By Helen Owton
At the age of 88 years old, “Sir Roger Bannister, died peacefully in Oxford on 3 March 2018” his family said he was “surrounded by his family who were as loved by him, as he was loved by them”. He was best known in sport for breaking the four minute mile barrier (3mins, 59.4s) on 6 May 1954, nearly 60 years ago.
Something that he worked relentlessly to achieve remembering that, “I felt suddenly and gloriously free of the burden of athletic ambition that I had been carrying for years” (The First Four Minutes). He held the record for 46 days when John Landy, Bannister’s rival, ran a mile in 3mins, 57.9s in Finland on 21 June 1954. Indeed, breaking the four minute mile barrier was a giant sporting achievement particularly in light of the lack of training techniques, research and technology that currently exists today.
Life After Sport

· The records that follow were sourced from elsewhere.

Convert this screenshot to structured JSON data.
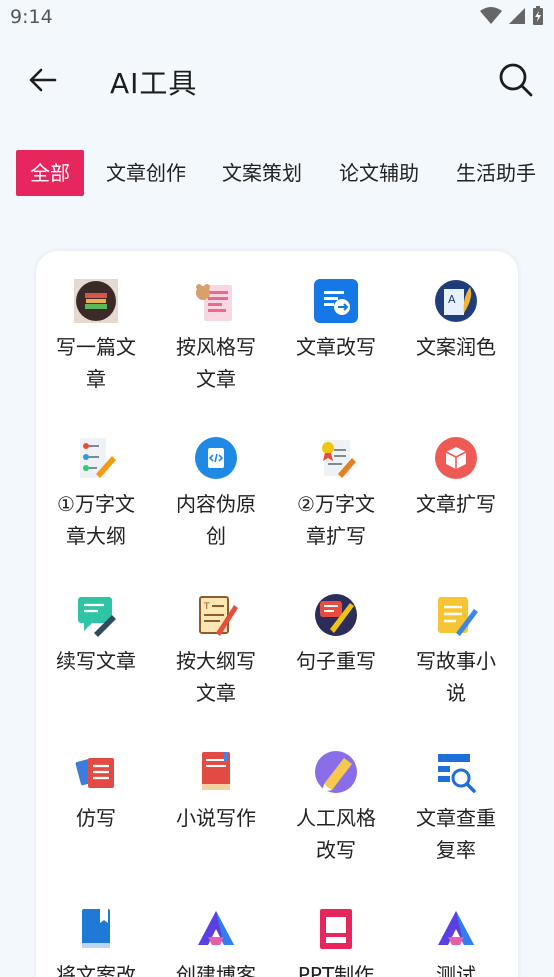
{
  "status": {
    "time": "9:14"
  },
  "header": {
    "title": "AI工具"
  },
  "tabs": [
    {
      "label": "全部",
      "active": true
    },
    {
      "label": "文章创作",
      "active": false
    },
    {
      "label": "文案策划",
      "active": false
    },
    {
      "label": "论文辅助",
      "active": false
    },
    {
      "label": "生活助手",
      "active": false
    }
  ],
  "tools": [
    {
      "label": "写一篇文章",
      "icon": "book-stack-icon"
    },
    {
      "label": "按风格写文章",
      "icon": "newspaper-bear-icon"
    },
    {
      "label": "文章改写",
      "icon": "document-refresh-icon"
    },
    {
      "label": "文案润色",
      "icon": "paper-feather-icon"
    },
    {
      "label": "①万字文章大纲",
      "icon": "outline-pencil-icon"
    },
    {
      "label": "内容伪原创",
      "icon": "code-doc-icon"
    },
    {
      "label": "②万字文章扩写",
      "icon": "certificate-pencil-icon"
    },
    {
      "label": "文章扩写",
      "icon": "cube-icon"
    },
    {
      "label": "续写文章",
      "icon": "chat-pencil-icon"
    },
    {
      "label": "按大纲写文章",
      "icon": "notepad-pencil-icon"
    },
    {
      "label": "句子重写",
      "icon": "chat-pen-circle-icon"
    },
    {
      "label": "写故事小说",
      "icon": "note-pencil-icon"
    },
    {
      "label": "仿写",
      "icon": "cards-icon"
    },
    {
      "label": "小说写作",
      "icon": "red-book-icon"
    },
    {
      "label": "人工风格改写",
      "icon": "pen-circle-icon"
    },
    {
      "label": "文章查重复率",
      "icon": "doc-search-icon"
    },
    {
      "label": "将文案改",
      "icon": "blue-book-icon"
    },
    {
      "label": "创建博客",
      "icon": "ai-logo-icon"
    },
    {
      "label": "PPT制作",
      "icon": "ppt-icon"
    },
    {
      "label": "测试",
      "icon": "ai-logo-icon"
    }
  ],
  "colors": {
    "accent": "#e8265e",
    "background": "#f3f8fd"
  }
}
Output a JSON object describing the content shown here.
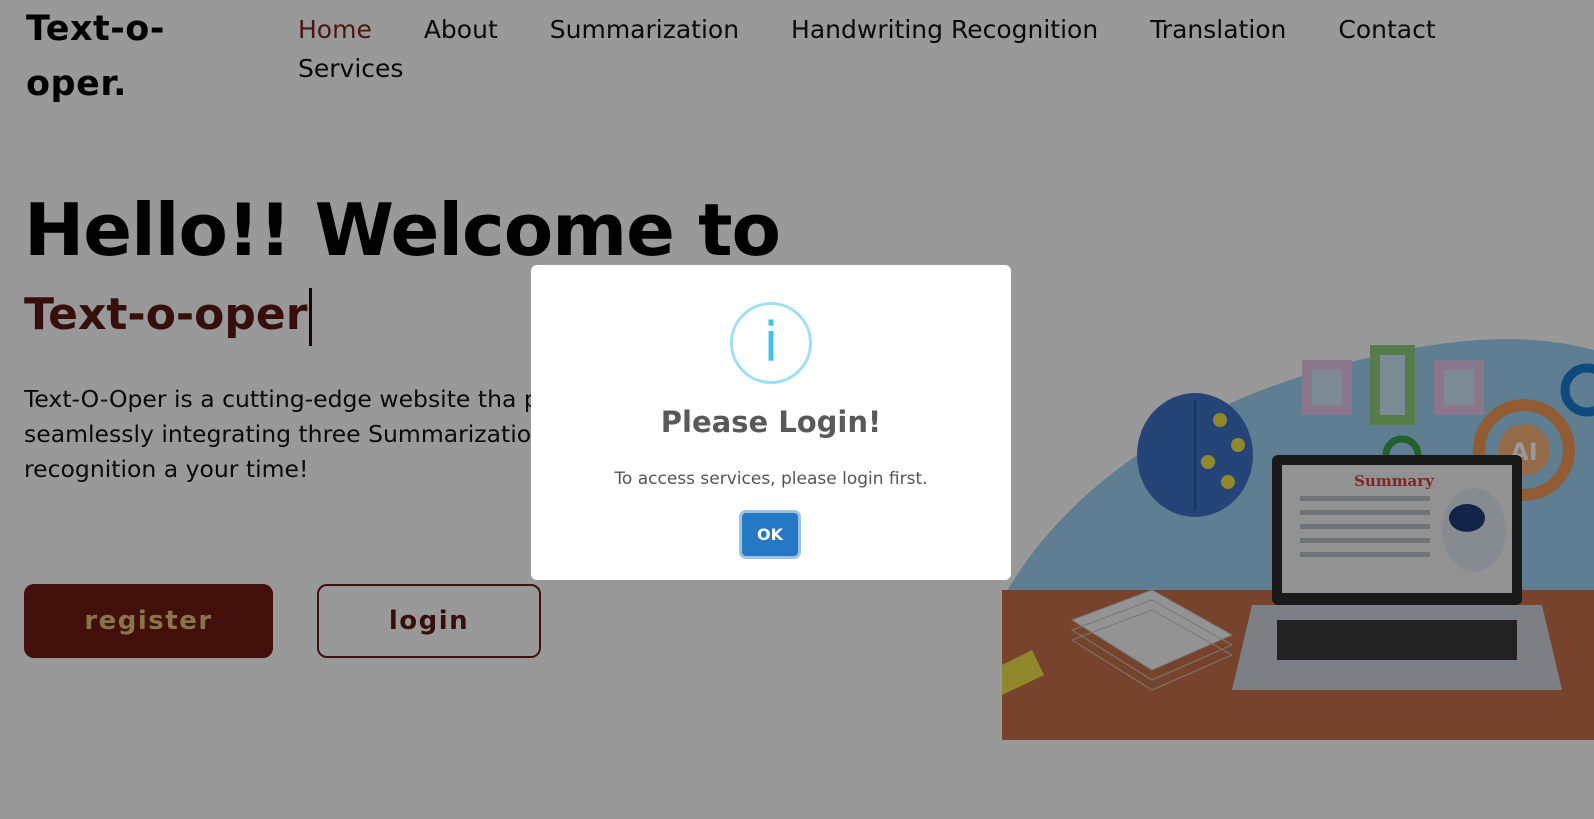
{
  "brand": {
    "logo_text": "Text-o-oper."
  },
  "nav": {
    "home": "Home",
    "about": "About",
    "summarization": "Summarization",
    "handwriting": "Handwriting Recognition",
    "translation": "Translation",
    "contact": "Contact",
    "services": "Services"
  },
  "hero": {
    "title": "Hello!! Welcome to",
    "subtitle": "Text-o-oper",
    "description": "Text-O-Oper is a cutting-edge website tha processing by seamlessly integrating three Summarization, Handwriting recognition a your time!",
    "register_label": "register",
    "login_label": "login"
  },
  "illustration": {
    "summary_label": "Summary",
    "ai_label": "AI"
  },
  "modal": {
    "icon": "info-icon",
    "icon_glyph": "i",
    "title": "Please Login!",
    "text": "To access services, please login first.",
    "ok_label": "OK"
  },
  "colors": {
    "accent": "#7a2a1c",
    "register_bg": "#6e1a12",
    "register_text": "#e6c27a",
    "ok_button": "#2778c4",
    "info_icon": "#3fc3ee"
  }
}
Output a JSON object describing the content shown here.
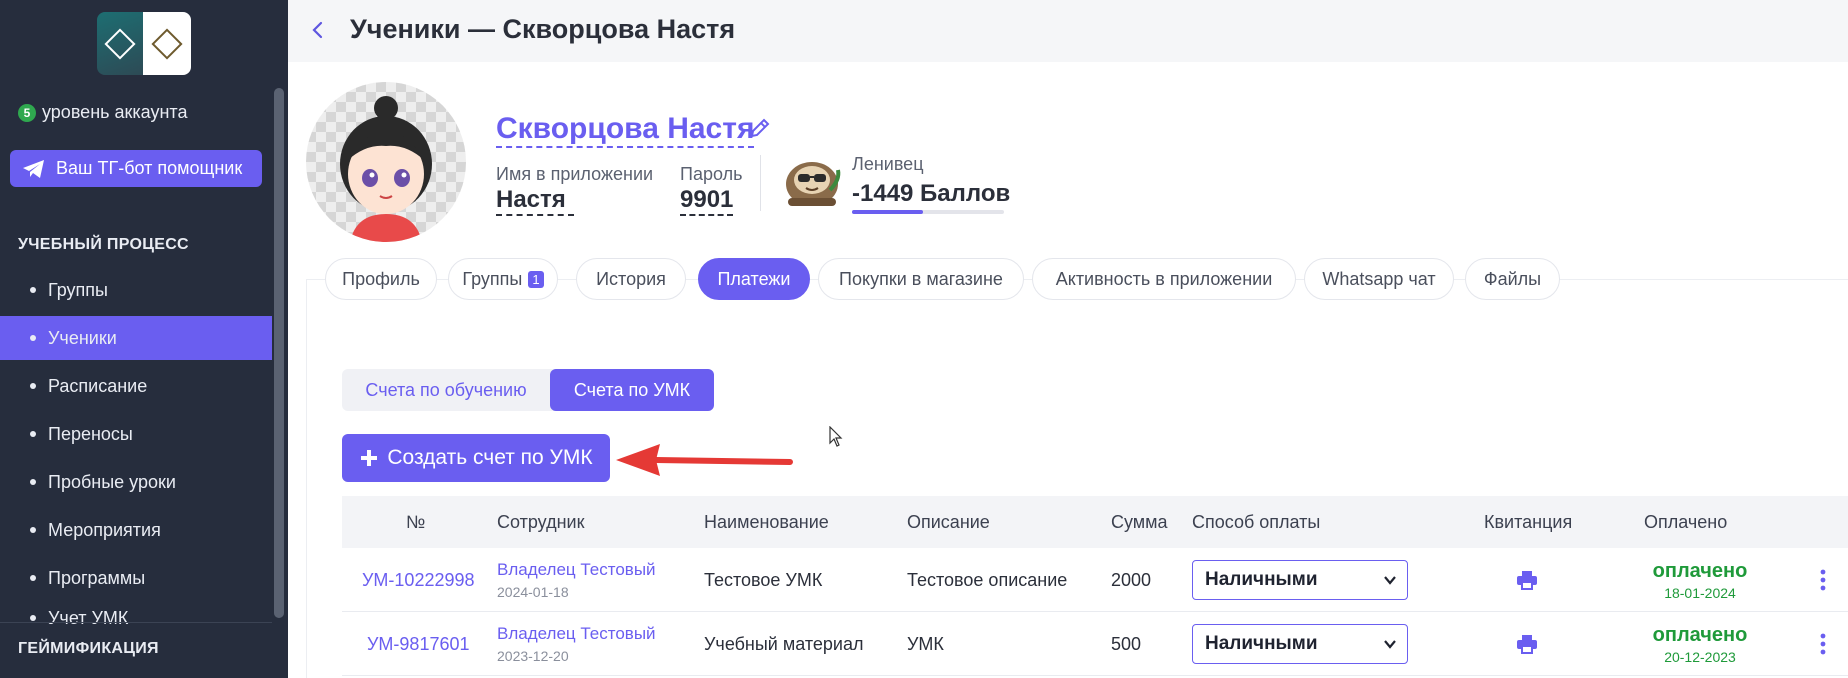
{
  "header": {
    "title": "Ученики — Скворцова Настя"
  },
  "sidebar": {
    "account_level_number": "5",
    "account_level_label": "уровень аккаунта",
    "tg_button_label": "Ваш ТГ-бот помощник",
    "section_learning": "УЧЕБНЫЙ ПРОЦЕСС",
    "items": [
      {
        "label": "Группы",
        "active": false
      },
      {
        "label": "Ученики",
        "active": true
      },
      {
        "label": "Расписание",
        "active": false
      },
      {
        "label": "Переносы",
        "active": false
      },
      {
        "label": "Пробные уроки",
        "active": false
      },
      {
        "label": "Мероприятия",
        "active": false
      },
      {
        "label": "Программы",
        "active": false
      },
      {
        "label": "Учет УМК",
        "active": false
      }
    ],
    "section_gamification": "ГЕЙМИФИКАЦИЯ"
  },
  "profile": {
    "name": "Скворцова Настя",
    "app_name_label": "Имя в приложении",
    "app_name_value": "Настя",
    "password_label": "Пароль",
    "password_value": "9901",
    "rank_label": "Ленивец",
    "points": "-1449 Баллов",
    "points_progress": 0.47
  },
  "tabs": [
    {
      "label": "Профиль"
    },
    {
      "label": "Группы",
      "count": "1"
    },
    {
      "label": "История"
    },
    {
      "label": "Платежи",
      "active": true
    },
    {
      "label": "Покупки в магазине"
    },
    {
      "label": "Активность в приложении"
    },
    {
      "label": "Whatsapp чат"
    },
    {
      "label": "Файлы"
    }
  ],
  "subtabs": {
    "tuition": "Счета по обучению",
    "umk": "Счета по УМК"
  },
  "create_button_label": "Создать счет по УМК",
  "table": {
    "headers": [
      "№",
      "Сотрудник",
      "Наименование",
      "Описание",
      "Сумма",
      "Способ оплаты",
      "Квитанция",
      "Оплачено"
    ],
    "rows": [
      {
        "number": "УМ-10222998",
        "employee": "Владелец Тестовый",
        "date": "2024-01-18",
        "name": "Тестовое УМК",
        "description": "Тестовое описание",
        "sum": "2000",
        "payment": "Наличными",
        "status": "оплачено",
        "paid_date": "18-01-2024"
      },
      {
        "number": "УМ-9817601",
        "employee": "Владелец Тестовый",
        "date": "2023-12-20",
        "name": "Учебный материал",
        "description": "УМК",
        "sum": "500",
        "payment": "Наличными",
        "status": "оплачено",
        "paid_date": "20-12-2023"
      }
    ]
  },
  "colors": {
    "accent": "#6a5ef0",
    "sidebar": "#262d3d",
    "paid": "#1f9a3a",
    "arrow": "#e53935"
  }
}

For many, however, “Life after sport can be a challenging time, but it needn’t be. It’s a wonderful opportunity for reinvention.” (Richard Branson). Ending a career in sport can be a particularly challenging transition which can have cognitive, emotional and behavioural effects on individuals (Taylor and Ogilvie, 1994). Many athletes struggle with life after sport particularly those who are ‘performance’ focused with a strong athletic identity whereas athletes more focused on ‘discovery’ tend to discuss life after sport more positively (Douglas and Carless, 2015). The transition from sport to life after sport can be even more disruptive if it was not planned (e.g. a career ending injury) (Allen-Collinson and Hockey, 2007). Regardless, if not supported, the dramatic transition can elicit stressful reactions and difficulty adjusting emotionally (Lavallee, Gordon & Grove, 1997).
Athletic careers have a short shelf life with athletes ordinarily retiring before their mid-late thirties, but Sir Roger was able to put his great sporting achievements in perspective and set his sights on other meaningful purposes enabling him to live a full life enriched by family and medical breakthroughs.
End of life
The irony of Sir Roger Bannister being diagnosed with Parkinson’s, a medical field he had worked a lifetime in, is not lost on me. My Grandfather was diagnosed with bowel cancer after his wife, Joan Bebbington, had dedicated so much of her life working for Mr Douglas Macmillan (now known as Macmillan cancer). Similarly, another sporting legend, Muhammad Ali, also developed the degenerative brain disease Parkinson’s and died in 2016 at the age of 74 years.
Sir Roger may have argued, as a neuroscientist, that the brain is the most critical organ but the loss of a loved one will be felt most critically in all our hearts.